*** Opening Input ***

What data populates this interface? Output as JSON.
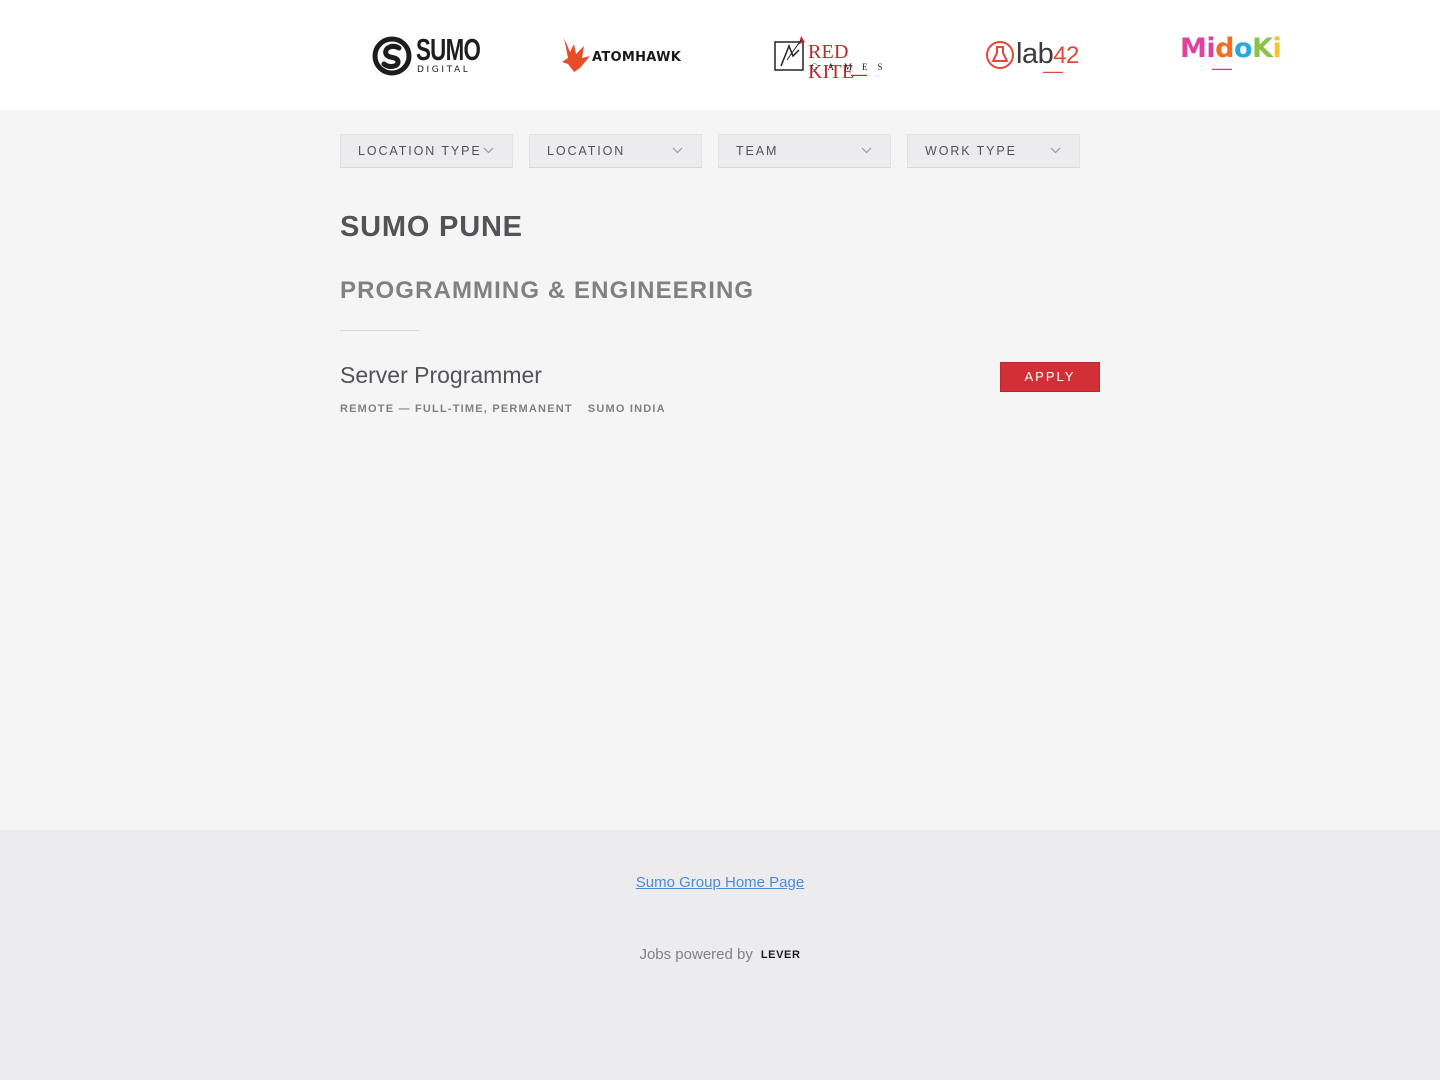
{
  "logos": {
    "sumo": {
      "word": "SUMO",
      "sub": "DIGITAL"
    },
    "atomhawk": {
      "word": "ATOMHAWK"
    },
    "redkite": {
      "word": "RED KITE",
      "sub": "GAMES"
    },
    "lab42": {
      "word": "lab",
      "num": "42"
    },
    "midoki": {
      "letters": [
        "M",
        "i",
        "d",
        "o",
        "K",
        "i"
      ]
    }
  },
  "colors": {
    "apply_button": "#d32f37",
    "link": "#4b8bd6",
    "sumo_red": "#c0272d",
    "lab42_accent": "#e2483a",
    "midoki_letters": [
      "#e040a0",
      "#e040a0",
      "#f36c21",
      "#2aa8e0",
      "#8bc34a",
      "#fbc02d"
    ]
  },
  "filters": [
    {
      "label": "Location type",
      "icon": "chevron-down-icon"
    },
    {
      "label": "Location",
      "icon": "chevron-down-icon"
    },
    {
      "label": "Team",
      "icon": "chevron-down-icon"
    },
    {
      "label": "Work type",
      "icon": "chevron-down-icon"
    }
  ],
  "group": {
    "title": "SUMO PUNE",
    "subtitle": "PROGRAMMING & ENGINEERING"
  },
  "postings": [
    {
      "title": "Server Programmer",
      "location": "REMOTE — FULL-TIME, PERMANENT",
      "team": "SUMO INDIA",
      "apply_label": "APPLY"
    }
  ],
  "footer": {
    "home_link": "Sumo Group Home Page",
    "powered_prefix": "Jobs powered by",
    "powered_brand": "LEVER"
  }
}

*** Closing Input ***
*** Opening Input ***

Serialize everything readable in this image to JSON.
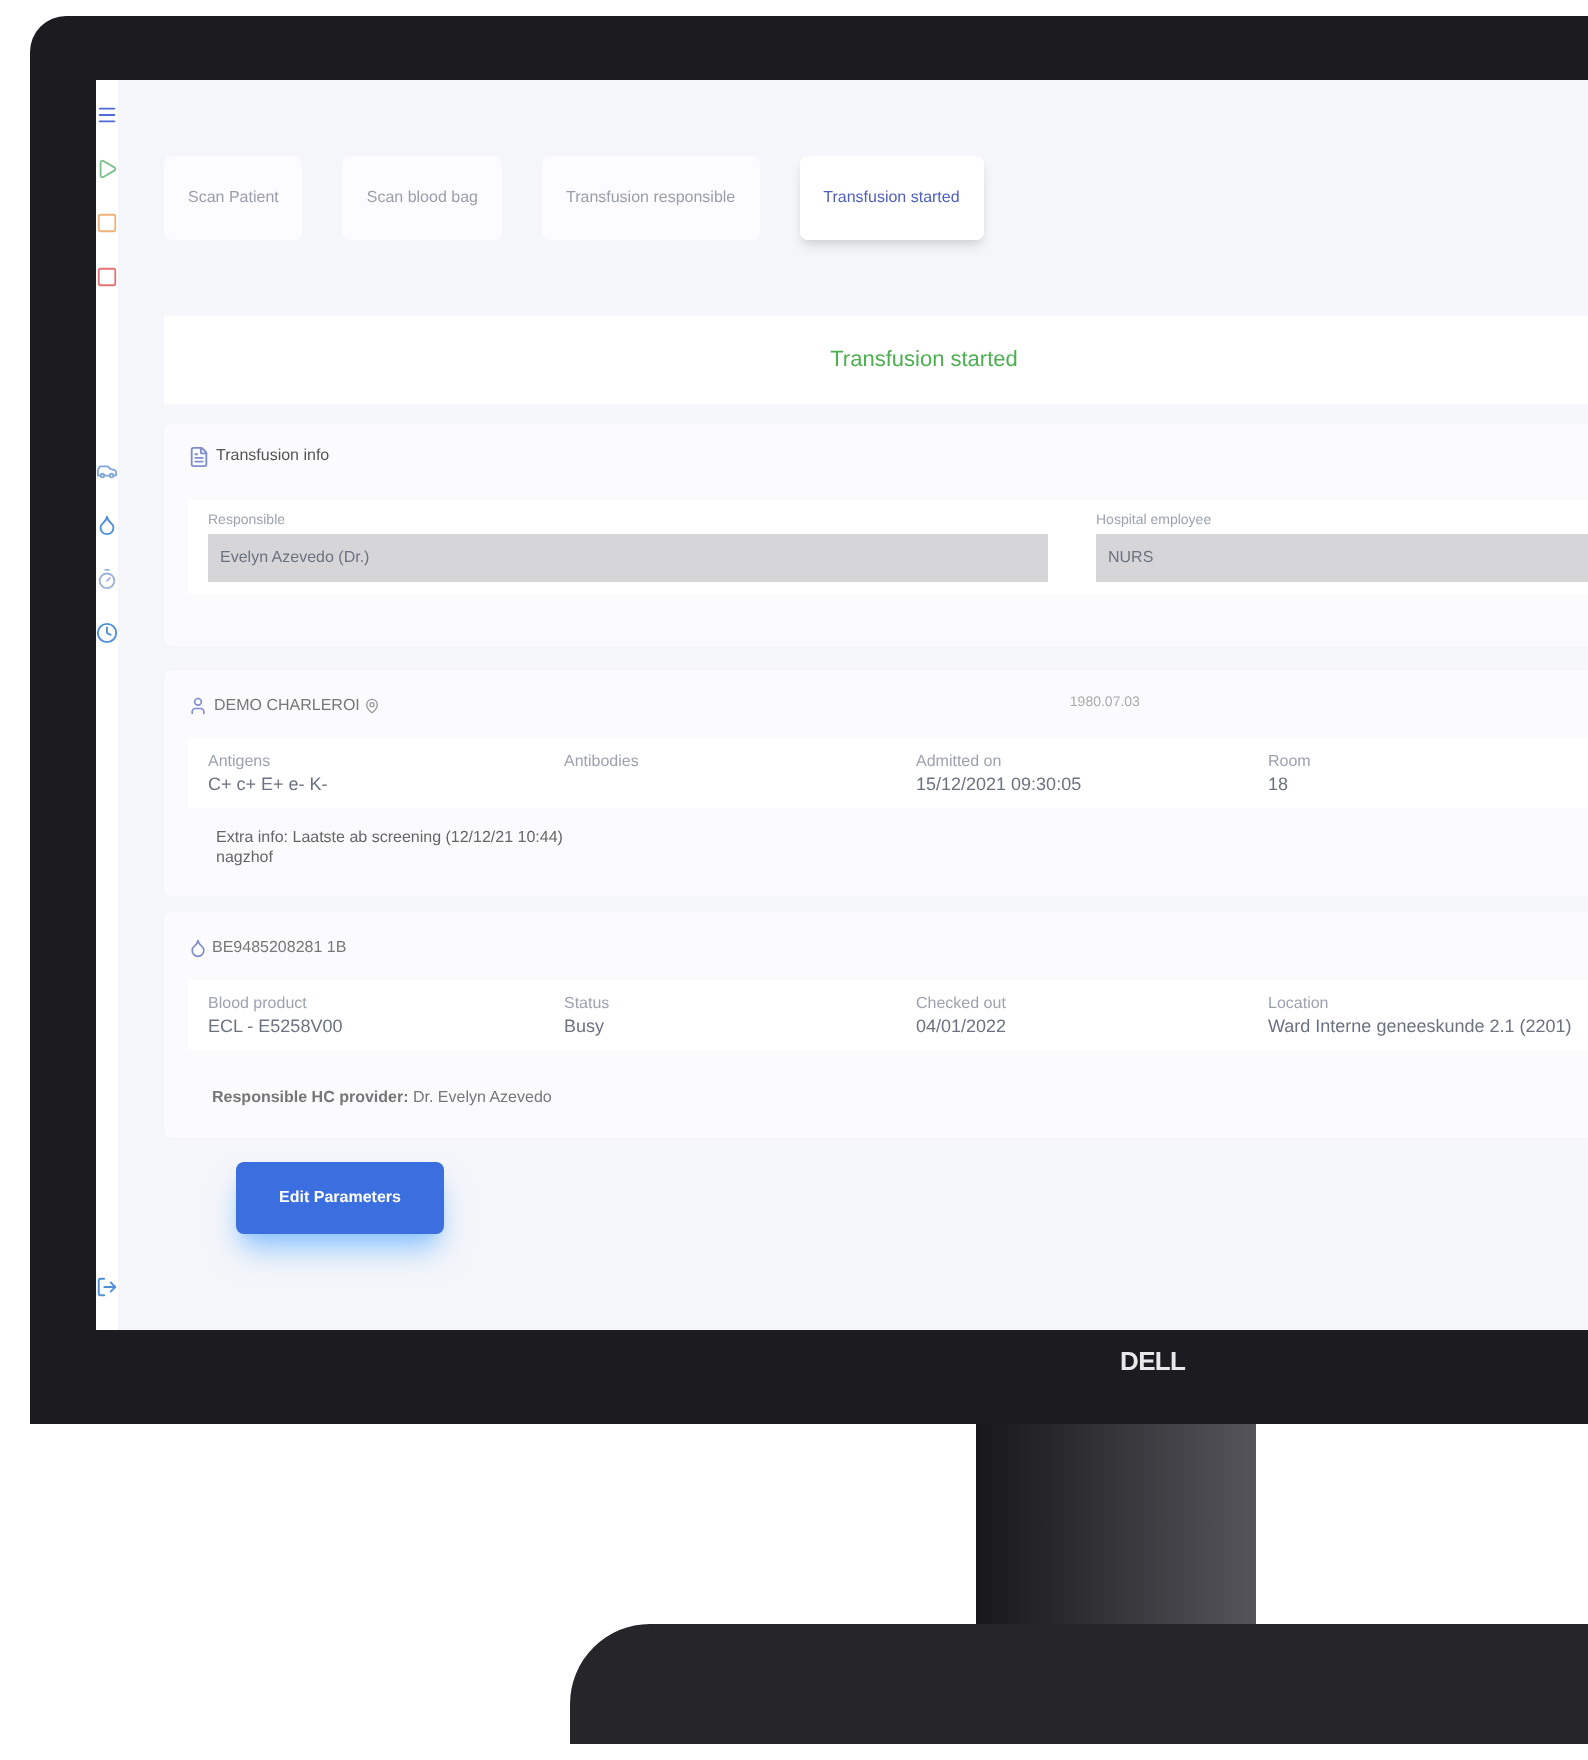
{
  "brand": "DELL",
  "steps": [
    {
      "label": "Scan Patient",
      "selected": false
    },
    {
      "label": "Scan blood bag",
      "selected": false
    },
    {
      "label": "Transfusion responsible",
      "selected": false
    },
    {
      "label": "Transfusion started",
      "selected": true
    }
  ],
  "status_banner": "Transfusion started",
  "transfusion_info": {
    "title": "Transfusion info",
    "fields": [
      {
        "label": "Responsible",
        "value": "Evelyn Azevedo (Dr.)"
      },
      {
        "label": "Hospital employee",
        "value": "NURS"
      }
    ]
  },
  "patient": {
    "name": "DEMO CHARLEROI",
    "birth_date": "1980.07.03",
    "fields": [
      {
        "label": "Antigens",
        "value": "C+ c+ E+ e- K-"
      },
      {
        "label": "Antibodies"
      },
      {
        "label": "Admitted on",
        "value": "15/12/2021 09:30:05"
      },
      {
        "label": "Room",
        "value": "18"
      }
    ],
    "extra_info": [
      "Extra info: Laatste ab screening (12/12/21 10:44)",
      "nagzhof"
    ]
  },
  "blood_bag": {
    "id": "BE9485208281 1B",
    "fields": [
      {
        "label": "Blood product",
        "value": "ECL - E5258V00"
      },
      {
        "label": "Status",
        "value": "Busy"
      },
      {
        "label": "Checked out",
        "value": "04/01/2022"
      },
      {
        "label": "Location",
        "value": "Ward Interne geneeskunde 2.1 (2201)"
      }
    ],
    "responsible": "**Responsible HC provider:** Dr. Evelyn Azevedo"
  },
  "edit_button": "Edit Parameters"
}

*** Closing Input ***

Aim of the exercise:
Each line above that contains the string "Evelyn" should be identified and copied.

Result below:
        "value": "Evelyn Azevedo (Dr.)"
    "responsible": "**Responsible HC provider:** Dr. Evelyn Azevedo"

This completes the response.